» **Data provided**
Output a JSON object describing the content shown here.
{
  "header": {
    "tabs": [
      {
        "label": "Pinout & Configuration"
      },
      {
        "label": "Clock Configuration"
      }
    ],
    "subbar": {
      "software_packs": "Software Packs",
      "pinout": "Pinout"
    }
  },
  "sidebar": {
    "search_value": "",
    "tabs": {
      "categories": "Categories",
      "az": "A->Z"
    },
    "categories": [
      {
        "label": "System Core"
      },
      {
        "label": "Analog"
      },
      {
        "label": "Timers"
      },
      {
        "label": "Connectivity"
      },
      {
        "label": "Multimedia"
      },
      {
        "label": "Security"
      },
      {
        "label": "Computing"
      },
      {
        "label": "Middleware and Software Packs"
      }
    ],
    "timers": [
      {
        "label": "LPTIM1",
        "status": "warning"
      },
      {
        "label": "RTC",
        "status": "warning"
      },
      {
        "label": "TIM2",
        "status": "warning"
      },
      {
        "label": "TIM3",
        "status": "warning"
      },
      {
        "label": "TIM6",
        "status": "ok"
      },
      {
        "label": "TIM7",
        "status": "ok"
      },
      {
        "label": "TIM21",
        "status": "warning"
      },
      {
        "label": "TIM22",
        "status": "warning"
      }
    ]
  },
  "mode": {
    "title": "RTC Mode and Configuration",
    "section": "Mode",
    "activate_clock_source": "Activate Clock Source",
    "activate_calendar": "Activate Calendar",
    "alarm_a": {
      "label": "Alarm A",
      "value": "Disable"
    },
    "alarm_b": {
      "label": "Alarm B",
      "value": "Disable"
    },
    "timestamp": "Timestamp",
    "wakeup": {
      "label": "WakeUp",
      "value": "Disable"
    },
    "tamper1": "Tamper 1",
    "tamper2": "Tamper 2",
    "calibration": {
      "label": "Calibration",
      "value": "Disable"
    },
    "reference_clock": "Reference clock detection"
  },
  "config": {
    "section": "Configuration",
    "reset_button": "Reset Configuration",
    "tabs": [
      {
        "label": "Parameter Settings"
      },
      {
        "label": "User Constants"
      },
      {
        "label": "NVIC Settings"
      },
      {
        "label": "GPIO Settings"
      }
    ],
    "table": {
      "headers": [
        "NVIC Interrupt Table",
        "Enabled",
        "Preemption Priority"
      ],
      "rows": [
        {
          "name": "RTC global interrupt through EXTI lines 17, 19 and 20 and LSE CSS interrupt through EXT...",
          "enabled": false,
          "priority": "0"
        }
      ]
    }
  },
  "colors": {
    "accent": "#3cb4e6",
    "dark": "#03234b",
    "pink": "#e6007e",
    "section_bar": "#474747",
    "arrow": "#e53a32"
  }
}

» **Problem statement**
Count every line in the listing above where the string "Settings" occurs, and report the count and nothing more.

» **Written reply**
3